● **Work order**: Search the material for the string "checkbox", then show every line where it turns up.
[Records for this task]
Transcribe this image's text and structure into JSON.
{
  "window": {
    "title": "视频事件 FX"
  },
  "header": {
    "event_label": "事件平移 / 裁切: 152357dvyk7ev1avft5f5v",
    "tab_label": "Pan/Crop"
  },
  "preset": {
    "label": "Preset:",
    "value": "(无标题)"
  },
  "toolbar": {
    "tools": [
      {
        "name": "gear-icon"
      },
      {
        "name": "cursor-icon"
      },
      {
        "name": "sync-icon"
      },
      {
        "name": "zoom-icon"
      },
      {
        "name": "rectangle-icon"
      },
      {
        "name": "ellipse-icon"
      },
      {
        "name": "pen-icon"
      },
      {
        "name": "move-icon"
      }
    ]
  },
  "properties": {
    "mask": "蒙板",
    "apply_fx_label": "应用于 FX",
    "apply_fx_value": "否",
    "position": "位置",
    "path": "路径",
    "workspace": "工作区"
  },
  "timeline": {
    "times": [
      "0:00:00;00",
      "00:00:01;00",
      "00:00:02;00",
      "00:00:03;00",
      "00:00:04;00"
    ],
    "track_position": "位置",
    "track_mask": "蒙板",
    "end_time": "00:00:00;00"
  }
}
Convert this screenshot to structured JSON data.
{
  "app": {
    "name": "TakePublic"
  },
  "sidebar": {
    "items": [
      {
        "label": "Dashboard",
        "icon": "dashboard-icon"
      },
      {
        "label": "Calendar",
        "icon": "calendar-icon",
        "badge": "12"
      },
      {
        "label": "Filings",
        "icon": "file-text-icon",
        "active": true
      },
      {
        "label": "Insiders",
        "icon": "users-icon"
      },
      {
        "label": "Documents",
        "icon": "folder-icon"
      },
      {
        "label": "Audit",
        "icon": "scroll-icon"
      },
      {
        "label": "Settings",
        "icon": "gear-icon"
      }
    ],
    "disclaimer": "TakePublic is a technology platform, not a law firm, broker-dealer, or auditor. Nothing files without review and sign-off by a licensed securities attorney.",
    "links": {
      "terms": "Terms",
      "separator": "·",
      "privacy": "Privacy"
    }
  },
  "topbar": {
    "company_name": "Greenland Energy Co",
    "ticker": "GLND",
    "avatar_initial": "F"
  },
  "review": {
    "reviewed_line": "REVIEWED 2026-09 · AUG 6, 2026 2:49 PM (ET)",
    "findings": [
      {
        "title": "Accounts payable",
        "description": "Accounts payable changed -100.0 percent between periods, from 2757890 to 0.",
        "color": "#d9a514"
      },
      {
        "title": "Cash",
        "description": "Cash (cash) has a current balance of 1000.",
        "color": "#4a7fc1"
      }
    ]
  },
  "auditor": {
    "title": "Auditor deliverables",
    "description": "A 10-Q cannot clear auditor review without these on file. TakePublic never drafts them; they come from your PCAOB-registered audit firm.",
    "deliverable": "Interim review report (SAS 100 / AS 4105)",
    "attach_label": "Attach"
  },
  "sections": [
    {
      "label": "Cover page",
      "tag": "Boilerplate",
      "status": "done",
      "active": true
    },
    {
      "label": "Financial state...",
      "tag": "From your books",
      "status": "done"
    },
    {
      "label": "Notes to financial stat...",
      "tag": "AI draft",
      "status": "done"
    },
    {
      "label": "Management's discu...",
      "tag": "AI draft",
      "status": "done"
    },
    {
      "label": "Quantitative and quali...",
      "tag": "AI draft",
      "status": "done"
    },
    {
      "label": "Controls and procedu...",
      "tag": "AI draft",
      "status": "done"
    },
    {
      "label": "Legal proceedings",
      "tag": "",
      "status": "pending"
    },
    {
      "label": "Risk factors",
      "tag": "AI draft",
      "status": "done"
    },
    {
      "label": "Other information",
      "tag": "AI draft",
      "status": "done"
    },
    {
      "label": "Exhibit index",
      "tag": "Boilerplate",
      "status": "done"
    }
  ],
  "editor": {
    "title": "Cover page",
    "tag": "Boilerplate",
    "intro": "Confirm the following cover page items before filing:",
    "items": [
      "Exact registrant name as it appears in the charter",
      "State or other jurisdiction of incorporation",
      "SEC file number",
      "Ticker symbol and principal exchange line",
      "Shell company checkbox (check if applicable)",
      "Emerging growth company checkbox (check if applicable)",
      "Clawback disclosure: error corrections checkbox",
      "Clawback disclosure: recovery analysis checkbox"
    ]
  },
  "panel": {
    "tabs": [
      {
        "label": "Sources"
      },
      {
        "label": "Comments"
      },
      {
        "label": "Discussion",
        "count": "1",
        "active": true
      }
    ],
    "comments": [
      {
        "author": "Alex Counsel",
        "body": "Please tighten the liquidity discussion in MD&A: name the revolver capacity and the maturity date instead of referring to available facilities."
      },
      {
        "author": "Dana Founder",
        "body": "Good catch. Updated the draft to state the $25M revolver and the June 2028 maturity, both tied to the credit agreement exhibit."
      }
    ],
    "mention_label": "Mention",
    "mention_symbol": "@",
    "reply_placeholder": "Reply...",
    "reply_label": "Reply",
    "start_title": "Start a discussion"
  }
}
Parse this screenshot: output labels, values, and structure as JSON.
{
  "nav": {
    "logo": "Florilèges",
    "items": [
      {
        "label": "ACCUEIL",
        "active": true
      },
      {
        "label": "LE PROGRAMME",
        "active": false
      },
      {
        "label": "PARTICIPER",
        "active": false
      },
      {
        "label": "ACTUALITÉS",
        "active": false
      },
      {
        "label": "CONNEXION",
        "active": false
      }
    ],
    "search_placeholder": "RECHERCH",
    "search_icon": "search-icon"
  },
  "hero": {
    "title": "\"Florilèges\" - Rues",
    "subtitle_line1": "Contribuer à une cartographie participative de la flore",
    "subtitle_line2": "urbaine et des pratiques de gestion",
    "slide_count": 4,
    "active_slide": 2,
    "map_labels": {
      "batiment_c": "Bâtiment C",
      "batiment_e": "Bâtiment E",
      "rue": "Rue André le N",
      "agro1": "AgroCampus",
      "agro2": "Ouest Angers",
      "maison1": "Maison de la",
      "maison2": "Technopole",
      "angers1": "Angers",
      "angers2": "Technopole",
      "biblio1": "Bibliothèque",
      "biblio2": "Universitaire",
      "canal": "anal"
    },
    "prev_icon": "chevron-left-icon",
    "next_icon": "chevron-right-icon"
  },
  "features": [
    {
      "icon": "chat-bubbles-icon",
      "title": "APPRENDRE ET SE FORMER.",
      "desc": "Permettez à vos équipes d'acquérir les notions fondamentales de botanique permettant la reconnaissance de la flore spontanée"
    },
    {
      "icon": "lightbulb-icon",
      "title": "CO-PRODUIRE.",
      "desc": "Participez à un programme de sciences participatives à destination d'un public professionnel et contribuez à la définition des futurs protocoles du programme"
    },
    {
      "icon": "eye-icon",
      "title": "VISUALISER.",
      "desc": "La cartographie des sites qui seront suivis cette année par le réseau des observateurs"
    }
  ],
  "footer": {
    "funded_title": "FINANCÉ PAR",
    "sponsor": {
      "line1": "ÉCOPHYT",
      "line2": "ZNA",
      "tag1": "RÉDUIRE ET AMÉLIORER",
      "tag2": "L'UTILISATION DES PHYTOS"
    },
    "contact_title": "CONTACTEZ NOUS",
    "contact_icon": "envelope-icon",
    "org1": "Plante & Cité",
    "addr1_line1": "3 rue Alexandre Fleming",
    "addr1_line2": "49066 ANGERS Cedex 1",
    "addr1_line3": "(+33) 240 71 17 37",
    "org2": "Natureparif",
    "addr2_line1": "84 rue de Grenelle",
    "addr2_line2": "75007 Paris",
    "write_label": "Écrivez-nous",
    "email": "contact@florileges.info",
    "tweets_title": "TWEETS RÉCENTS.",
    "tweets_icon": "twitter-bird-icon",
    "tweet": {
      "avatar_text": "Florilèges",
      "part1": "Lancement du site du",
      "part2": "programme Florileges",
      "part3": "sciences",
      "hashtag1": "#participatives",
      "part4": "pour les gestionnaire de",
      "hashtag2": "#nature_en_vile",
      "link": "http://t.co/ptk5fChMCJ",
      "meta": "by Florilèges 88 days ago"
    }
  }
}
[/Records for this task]
● **Exercise result**:
      "Shell company checkbox (check if applicable)",
      "Emerging growth company checkbox (check if applicable)",
      "Clawback disclosure: error corrections checkbox",
      "Clawback disclosure: recovery analysis checkbox"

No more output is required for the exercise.